The referendum may cover only the issues raised in the ongoing collective dispute. It cannot submit to a vote demands that have not been asserted in the collective dispute.
The act does not specify the time when the referendum should be held, but it may be concluded from Art. 20(3) of the act that it should occur at least 5 days before commencement of the strike. This means that the strike referendum may be held at a time when negotiations or mediation is being conducted.
Voting on a motion to hold a strike may be conducted in any manner. In particular, the vote does not have to be confidential.

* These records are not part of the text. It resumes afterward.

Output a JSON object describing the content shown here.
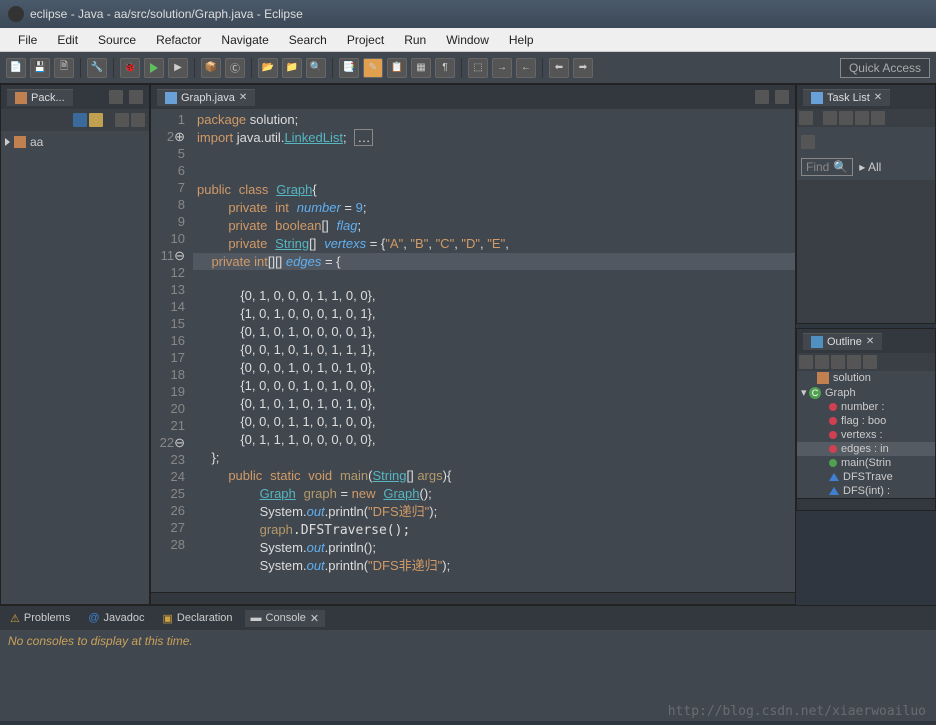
{
  "title": "eclipse - Java - aa/src/solution/Graph.java - Eclipse",
  "menu": [
    "File",
    "Edit",
    "Source",
    "Refactor",
    "Navigate",
    "Search",
    "Project",
    "Run",
    "Window",
    "Help"
  ],
  "quick_access": "Quick Access",
  "left_panel": {
    "title": "Pack...",
    "project": "aa"
  },
  "editor": {
    "tab": "Graph.java",
    "lines": [
      1,
      2,
      5,
      6,
      7,
      8,
      9,
      10,
      11,
      12,
      13,
      14,
      15,
      16,
      17,
      18,
      19,
      20,
      21,
      22,
      23,
      24,
      25,
      26,
      27,
      28
    ]
  },
  "code": {
    "l1a": "package",
    "l1b": " solution;",
    "l2a": "import",
    "l2b": " java.util.",
    "l2c": "LinkedList",
    "l2d": ";",
    "l7a": "public",
    "l7b": "class",
    "l7c": "Graph",
    "l7d": "{",
    "l8a": "private",
    "l8b": "int",
    "l8c": "number",
    "l8d": " = ",
    "l8e": "9",
    "l8f": ";",
    "l9a": "private",
    "l9b": "boolean",
    "l9c": "[]",
    "l9d": "flag",
    "l9e": ";",
    "l10a": "private",
    "l10b": "String",
    "l10c": "[]",
    "l10d": "vertexs",
    "l10e": " = {",
    "l10f": "\"A\"",
    "l10g": ", ",
    "l10h": "\"B\"",
    "l10i": ", ",
    "l10j": "\"C\"",
    "l10k": ", ",
    "l10l": "\"D\"",
    "l10m": ", ",
    "l10n": "\"E\"",
    "l10o": ",",
    "l11a": "private",
    "l11b": "int",
    "l11c": "[][]",
    "l11d": "edges",
    "l11e": " = {",
    "l12": "            {0, 1, 0, 0, 0, 1, 1, 0, 0},",
    "l13": "            {1, 0, 1, 0, 0, 0, 1, 0, 1},",
    "l14": "            {0, 1, 0, 1, 0, 0, 0, 0, 1},",
    "l15": "            {0, 0, 1, 0, 1, 0, 1, 1, 1},",
    "l16": "            {0, 0, 0, 1, 0, 1, 0, 1, 0},",
    "l17": "            {1, 0, 0, 0, 1, 0, 1, 0, 0},",
    "l18": "            {0, 1, 0, 1, 0, 1, 0, 1, 0},",
    "l19": "            {0, 0, 0, 1, 1, 0, 1, 0, 0},",
    "l20": "            {0, 1, 1, 1, 0, 0, 0, 0, 0},",
    "l21": "    };",
    "l22a": "public",
    "l22b": "static",
    "l22c": "void",
    "l22d": "main",
    "l22e": "(",
    "l22f": "String",
    "l22g": "[] ",
    "l22h": "args",
    "l22i": "){",
    "l23a": "Graph",
    "l23b": "graph",
    "l23c": " = ",
    "l23d": "new",
    "l23e": "Graph",
    "l23f": "();",
    "l24a": "System.",
    "l24b": "out",
    "l24c": ".println(",
    "l24d": "\"DFS递归\"",
    "l24e": ");",
    "l25a": "graph",
    ".l25b": ".DFSTraverse();",
    "l26a": "System.",
    "l26b": "out",
    "l26c": ".println();",
    "l27a": "System.",
    "l27b": "out",
    "l27c": ".println(",
    "l27d": "\"DFS非递归\"",
    "l27e": ");"
  },
  "task": {
    "title": "Task List",
    "find": "Find",
    "all": "All"
  },
  "outline": {
    "title": "Outline",
    "pkg": "solution",
    "cls": "Graph",
    "m1": "number :",
    "m2": "flag : boo",
    "m3": "vertexs :",
    "m4": "edges : in",
    "m5": "main(Strin",
    "m6": "DFSTrave",
    "m7": "DFS(int) :"
  },
  "bottom": {
    "tabs": [
      "Problems",
      "Javadoc",
      "Declaration",
      "Console"
    ],
    "msg": "No consoles to display at this time."
  },
  "watermark": "http://blog.csdn.net/xiaerwoailuo"
}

However, as the Supreme Court has held, although the manner of conducting the referendum is an internal matter for the trade union, it must not be organised in a manner preventing the employees from freely expressing their wishes, e.g. by pressuring the voters or falsifying the results (judgment of 7 February 2007, Case I PK 209/06). In light of this, the possibility of conducting a referendum with open, non-confidential voting should be viewed critically, as this manner of voting gives rise to a risk of exerting pressure on the voters and depriving them of complete decision-making freedom.
There are no regulations indicating how long the referendum can or should last. Undoubtedly, the referendum should be scheduled so that all workers have an opportunity to vote. Thus it should be considered admissible for a referendum to last for several days, or even a week or more. However, the practice of conducting a strike referendum over the course of several months, until the number of votes required by the act has been reached, is controversial. Although technically this approach is not prohibited, the court may find that a referendum conducted in this manner is ineffective, because the situation raises serious doubts whether the workers who voted in the first phase of the referendum still maintain the same position months later. Workers who voted against the strike or changed their minds during the course of such a long referendum may feel that they are injured when a strike is subsequently declared. This can build tension between workers and hinder the conclusion of the collective dispute.
Even though not expressly provided in the Act on Resolution of Collective Disputes, it should be recognised that the court is entitled to examine the correctness of how the referendum was conducted during the course of the proceeding which is required to determine whether the strike was lawful. However, no right to verify the results of the strike referendum is vested in the employer. This solution should be viewed critically as, for several reasons, it does not foster the building of social concord. First, the inability to verify whether the announced results of the referendum are accurate can raise doubts on the part of the employer, thus eroding trust between the parties to the collective dispute. Second, the absence of independent oversight may give rise to a sense of impunity on the part of union activists and encourage abuses on their part. For these reasons, it would be worthwhile to introduce a mechanism enabling the employer to request an independent body to review the correctness of the procedure for calling a strike, particularly the procedure followed in conducting the strike referendum.